Element data from apps and pages
- Opening Delimiter -

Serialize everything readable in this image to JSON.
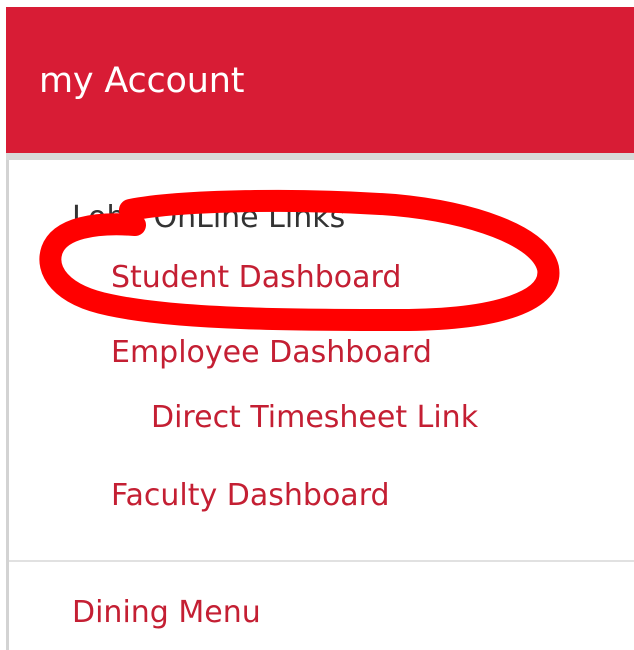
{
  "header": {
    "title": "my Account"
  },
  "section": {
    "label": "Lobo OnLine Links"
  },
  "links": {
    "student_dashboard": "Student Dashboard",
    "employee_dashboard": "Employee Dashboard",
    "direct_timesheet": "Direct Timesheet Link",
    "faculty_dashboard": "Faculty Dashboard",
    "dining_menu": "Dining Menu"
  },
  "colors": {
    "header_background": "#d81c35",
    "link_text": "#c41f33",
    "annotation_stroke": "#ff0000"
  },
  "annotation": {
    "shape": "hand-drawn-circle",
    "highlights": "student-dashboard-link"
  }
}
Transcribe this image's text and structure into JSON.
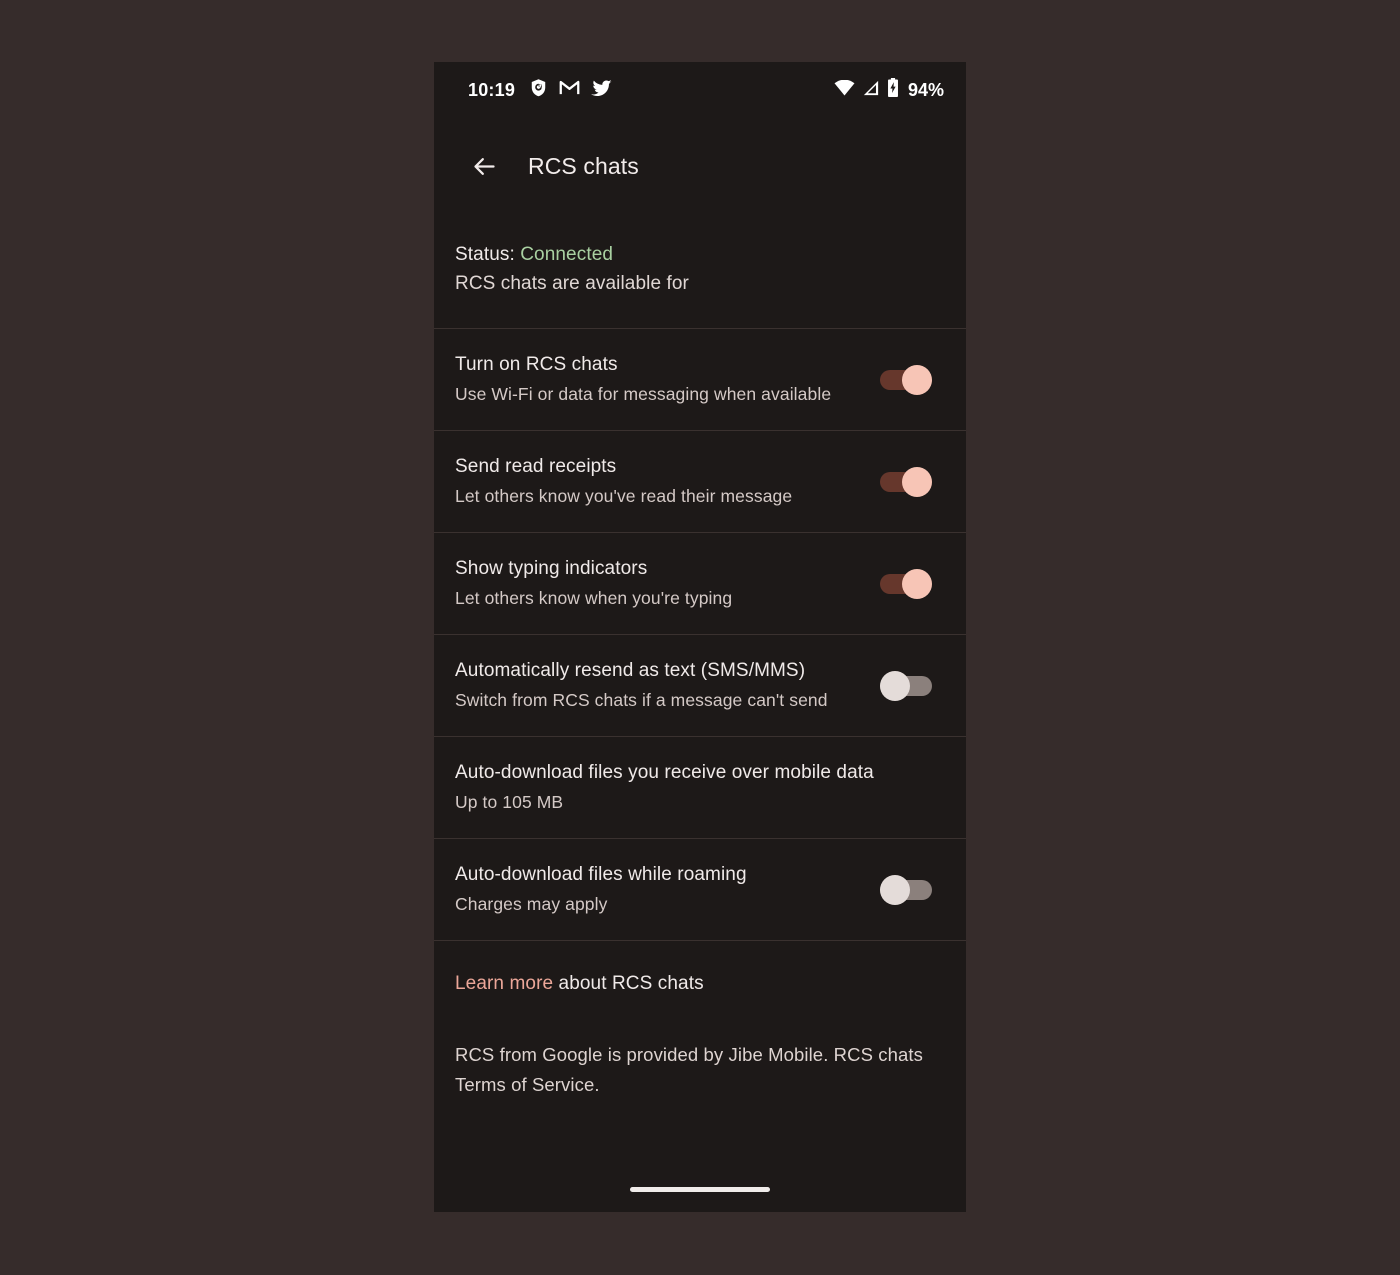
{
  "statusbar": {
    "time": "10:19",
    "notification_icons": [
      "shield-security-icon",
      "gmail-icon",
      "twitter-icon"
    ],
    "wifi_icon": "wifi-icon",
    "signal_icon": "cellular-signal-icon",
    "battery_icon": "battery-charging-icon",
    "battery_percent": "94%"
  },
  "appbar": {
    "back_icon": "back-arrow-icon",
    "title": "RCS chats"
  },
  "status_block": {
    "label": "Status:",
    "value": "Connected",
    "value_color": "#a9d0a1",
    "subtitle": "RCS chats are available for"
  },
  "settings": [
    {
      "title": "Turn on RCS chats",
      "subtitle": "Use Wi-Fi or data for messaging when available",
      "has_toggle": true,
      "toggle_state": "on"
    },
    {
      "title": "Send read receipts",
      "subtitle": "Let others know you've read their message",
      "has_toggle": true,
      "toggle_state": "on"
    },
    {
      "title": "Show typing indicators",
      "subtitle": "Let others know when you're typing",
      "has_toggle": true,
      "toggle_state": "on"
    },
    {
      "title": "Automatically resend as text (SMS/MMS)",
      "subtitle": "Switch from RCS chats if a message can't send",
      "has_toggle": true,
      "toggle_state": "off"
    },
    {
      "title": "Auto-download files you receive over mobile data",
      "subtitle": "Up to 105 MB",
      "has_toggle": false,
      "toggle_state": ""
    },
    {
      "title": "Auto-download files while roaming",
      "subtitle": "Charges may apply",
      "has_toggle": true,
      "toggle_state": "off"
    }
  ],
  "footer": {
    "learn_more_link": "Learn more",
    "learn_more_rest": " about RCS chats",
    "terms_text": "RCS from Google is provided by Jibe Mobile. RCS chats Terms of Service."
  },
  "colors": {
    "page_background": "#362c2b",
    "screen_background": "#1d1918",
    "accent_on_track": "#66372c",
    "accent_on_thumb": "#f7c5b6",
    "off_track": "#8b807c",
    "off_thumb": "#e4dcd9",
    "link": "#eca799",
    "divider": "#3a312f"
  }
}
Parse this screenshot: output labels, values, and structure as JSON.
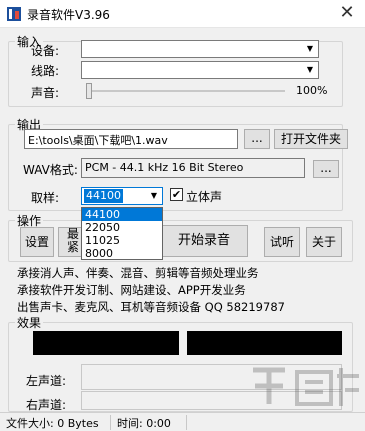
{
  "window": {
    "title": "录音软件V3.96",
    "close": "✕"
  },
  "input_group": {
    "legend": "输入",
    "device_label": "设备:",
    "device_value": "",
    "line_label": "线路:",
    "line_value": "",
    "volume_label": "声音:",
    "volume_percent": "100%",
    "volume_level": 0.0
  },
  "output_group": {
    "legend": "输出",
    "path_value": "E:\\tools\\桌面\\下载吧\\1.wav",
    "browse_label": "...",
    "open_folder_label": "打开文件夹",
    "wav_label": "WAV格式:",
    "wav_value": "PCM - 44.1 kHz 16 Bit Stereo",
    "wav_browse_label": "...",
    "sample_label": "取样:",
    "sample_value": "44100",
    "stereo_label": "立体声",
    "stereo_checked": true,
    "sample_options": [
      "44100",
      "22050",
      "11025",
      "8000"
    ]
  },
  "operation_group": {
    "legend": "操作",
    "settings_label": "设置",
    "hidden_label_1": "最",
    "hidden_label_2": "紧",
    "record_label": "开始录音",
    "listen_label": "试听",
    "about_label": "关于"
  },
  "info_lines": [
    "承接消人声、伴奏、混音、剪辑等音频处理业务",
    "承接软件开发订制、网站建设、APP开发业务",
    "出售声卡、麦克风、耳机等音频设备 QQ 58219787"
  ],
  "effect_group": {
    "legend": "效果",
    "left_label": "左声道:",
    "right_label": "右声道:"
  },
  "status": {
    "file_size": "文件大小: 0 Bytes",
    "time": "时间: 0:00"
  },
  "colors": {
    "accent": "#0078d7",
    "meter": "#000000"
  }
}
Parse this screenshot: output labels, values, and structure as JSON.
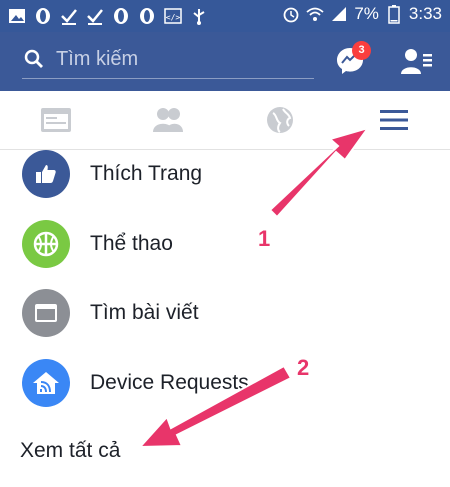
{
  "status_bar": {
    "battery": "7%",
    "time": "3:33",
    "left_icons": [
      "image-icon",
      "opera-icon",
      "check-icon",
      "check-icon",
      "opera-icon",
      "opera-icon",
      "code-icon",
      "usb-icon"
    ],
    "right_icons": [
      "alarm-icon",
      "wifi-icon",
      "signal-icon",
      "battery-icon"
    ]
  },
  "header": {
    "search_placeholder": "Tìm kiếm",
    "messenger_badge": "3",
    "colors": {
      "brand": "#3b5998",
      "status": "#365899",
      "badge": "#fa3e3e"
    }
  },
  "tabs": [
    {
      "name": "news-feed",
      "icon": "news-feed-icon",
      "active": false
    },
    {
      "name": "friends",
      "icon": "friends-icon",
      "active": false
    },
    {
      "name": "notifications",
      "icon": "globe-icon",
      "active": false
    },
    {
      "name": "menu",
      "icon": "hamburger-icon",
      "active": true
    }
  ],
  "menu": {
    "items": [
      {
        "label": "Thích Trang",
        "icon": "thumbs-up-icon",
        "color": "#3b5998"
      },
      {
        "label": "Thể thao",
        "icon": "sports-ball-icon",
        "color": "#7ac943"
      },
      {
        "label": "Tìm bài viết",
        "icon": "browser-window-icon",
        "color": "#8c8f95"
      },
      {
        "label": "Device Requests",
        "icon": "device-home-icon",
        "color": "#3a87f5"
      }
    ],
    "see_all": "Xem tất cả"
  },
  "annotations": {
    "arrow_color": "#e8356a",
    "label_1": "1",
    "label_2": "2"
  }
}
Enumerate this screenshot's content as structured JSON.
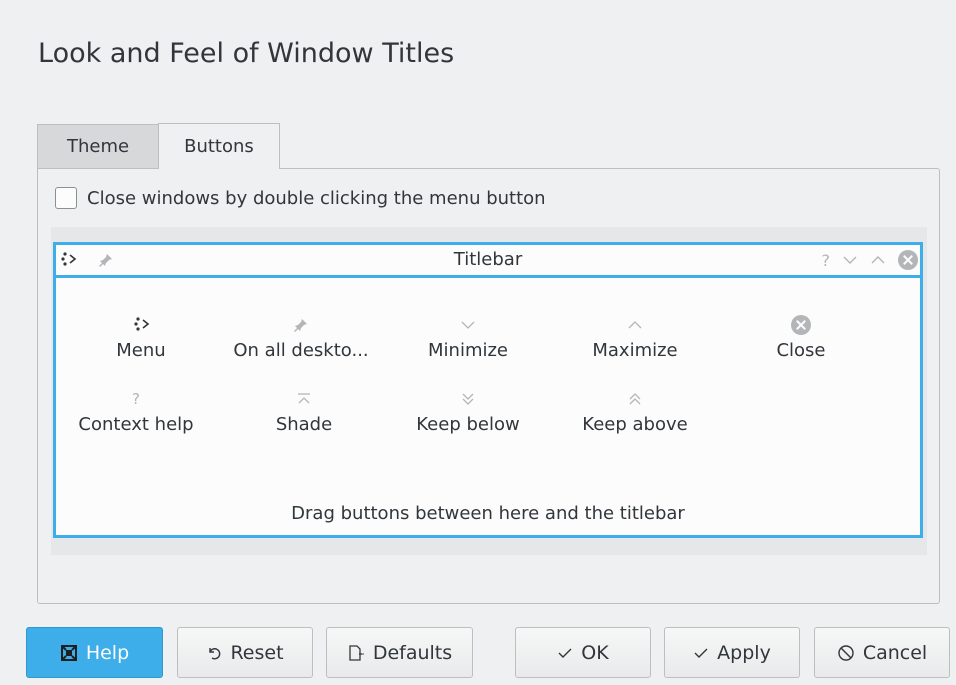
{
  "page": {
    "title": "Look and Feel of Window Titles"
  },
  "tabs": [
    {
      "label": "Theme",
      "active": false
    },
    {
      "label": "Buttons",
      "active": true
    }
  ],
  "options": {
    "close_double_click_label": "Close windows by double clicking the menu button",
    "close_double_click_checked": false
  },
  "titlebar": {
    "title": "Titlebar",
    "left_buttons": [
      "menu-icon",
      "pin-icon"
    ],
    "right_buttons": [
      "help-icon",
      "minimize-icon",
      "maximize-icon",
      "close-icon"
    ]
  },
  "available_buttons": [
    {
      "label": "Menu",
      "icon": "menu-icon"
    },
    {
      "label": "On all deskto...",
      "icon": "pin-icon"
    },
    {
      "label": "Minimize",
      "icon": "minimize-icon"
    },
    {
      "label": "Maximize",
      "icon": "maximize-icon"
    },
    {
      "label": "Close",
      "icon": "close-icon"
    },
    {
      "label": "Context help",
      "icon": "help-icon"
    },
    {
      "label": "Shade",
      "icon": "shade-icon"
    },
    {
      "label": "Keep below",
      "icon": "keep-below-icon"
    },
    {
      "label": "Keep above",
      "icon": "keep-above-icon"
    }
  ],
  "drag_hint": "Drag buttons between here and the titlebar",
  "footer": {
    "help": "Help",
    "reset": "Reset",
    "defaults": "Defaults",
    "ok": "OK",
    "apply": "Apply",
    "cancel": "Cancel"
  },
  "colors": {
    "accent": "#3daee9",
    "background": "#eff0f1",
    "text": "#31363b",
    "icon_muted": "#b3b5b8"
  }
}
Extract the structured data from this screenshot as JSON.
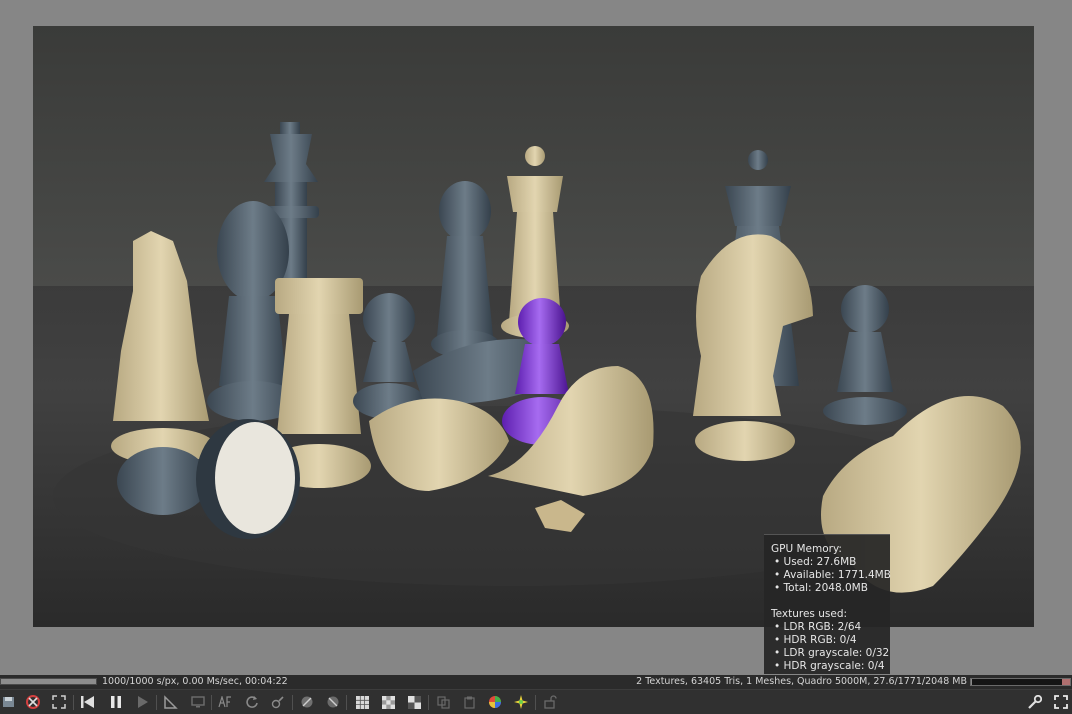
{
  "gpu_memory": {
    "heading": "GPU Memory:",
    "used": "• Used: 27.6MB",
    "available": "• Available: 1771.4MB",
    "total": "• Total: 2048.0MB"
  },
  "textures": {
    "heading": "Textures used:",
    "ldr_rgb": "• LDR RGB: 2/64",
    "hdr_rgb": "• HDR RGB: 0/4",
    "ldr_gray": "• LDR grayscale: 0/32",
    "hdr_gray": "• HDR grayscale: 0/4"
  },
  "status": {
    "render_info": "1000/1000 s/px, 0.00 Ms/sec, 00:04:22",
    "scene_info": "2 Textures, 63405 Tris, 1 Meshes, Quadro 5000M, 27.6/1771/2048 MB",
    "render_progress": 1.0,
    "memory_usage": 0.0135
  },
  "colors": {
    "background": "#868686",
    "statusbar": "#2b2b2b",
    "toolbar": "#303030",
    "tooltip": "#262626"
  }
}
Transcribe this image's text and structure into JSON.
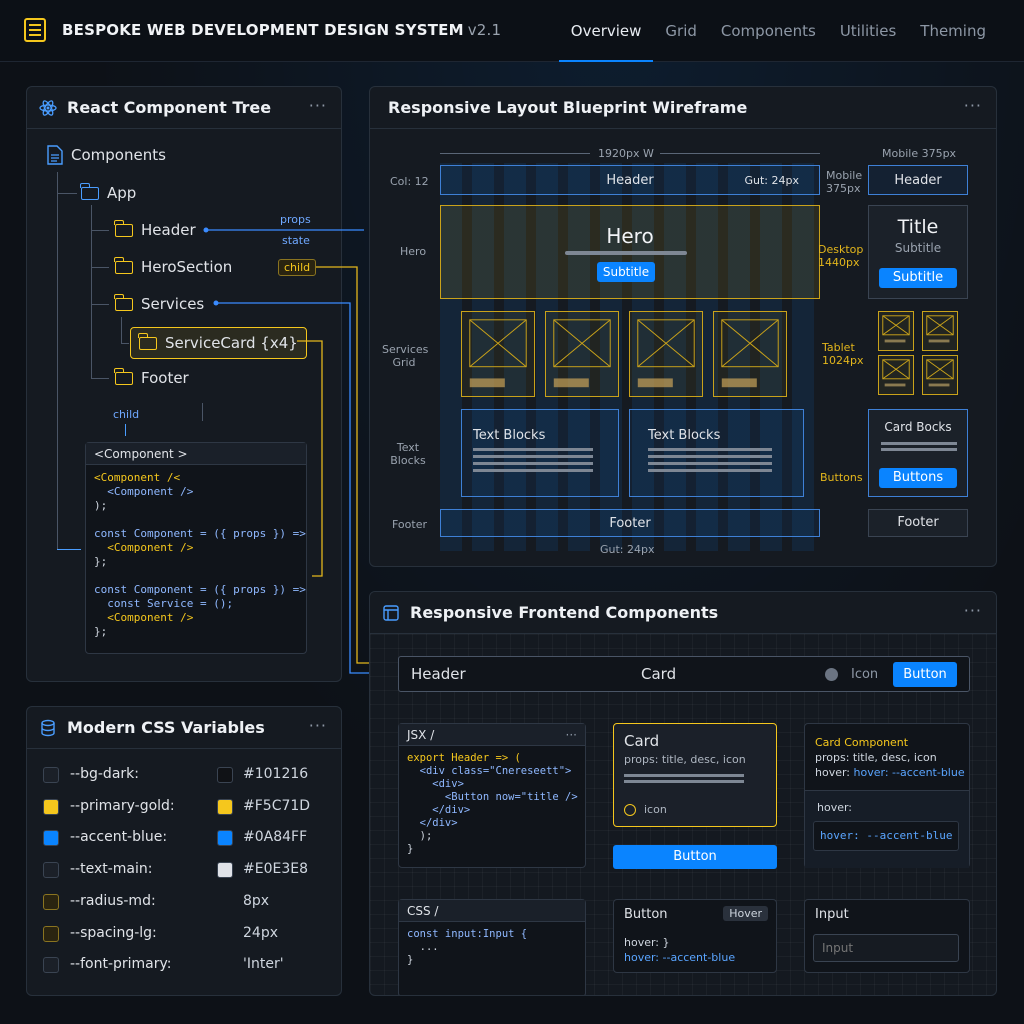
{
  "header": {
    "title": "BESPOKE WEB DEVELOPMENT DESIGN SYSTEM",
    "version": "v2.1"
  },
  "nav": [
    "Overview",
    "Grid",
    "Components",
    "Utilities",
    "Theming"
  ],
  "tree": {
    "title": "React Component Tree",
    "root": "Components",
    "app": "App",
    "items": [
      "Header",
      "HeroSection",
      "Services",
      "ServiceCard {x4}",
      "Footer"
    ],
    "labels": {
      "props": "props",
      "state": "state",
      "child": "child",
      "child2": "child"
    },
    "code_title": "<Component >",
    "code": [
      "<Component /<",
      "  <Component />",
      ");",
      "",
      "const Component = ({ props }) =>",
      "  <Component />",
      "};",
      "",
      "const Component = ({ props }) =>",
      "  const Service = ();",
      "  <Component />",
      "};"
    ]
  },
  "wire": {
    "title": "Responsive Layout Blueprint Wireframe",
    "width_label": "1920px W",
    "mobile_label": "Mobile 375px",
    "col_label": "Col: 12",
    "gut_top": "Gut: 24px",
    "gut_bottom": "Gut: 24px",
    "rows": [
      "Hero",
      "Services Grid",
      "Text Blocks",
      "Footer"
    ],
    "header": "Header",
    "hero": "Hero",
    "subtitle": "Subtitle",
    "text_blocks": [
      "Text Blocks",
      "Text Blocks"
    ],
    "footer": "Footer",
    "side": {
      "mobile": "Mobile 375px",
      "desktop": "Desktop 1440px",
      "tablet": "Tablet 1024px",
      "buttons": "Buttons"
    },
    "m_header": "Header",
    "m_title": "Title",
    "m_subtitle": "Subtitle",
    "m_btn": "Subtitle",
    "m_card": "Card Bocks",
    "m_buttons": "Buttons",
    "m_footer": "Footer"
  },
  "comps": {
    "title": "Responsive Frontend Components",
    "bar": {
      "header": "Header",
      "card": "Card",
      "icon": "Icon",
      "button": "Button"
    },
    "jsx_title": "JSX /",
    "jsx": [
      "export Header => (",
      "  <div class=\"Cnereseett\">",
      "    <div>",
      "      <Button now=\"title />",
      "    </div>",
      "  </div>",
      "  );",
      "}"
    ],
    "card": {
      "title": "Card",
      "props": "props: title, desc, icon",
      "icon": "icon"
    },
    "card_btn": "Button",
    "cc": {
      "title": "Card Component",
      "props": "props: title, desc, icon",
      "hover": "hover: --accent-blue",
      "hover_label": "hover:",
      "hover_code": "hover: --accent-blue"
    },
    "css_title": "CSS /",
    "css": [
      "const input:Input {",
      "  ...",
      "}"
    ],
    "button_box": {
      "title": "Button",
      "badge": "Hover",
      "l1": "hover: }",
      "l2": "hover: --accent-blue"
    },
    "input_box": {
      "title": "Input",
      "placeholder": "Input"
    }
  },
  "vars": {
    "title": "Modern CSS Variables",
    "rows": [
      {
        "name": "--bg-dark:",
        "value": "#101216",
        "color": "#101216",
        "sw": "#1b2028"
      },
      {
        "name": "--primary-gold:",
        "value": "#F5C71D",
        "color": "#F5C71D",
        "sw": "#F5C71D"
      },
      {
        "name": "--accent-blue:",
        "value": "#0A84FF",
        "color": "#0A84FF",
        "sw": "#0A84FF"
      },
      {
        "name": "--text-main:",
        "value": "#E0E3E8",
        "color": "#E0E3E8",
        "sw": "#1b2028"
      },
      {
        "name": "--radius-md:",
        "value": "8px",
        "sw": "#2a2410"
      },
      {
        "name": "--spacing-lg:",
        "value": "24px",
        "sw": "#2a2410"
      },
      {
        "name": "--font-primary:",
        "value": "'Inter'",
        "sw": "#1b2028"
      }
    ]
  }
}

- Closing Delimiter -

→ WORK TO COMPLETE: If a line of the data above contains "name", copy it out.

→ TASK OUTPUT:
      "name": "news-feed",
      "name": "friends",
      "name": "notifications",
      "name": "menu",
        "name": "--bg-dark:",
        "name": "--primary-gold:",
        "name": "--accent-blue:",
        "name": "--text-main:",
        "name": "--radius-md:",
        "name": "--spacing-lg:",
        "name": "--font-primary:",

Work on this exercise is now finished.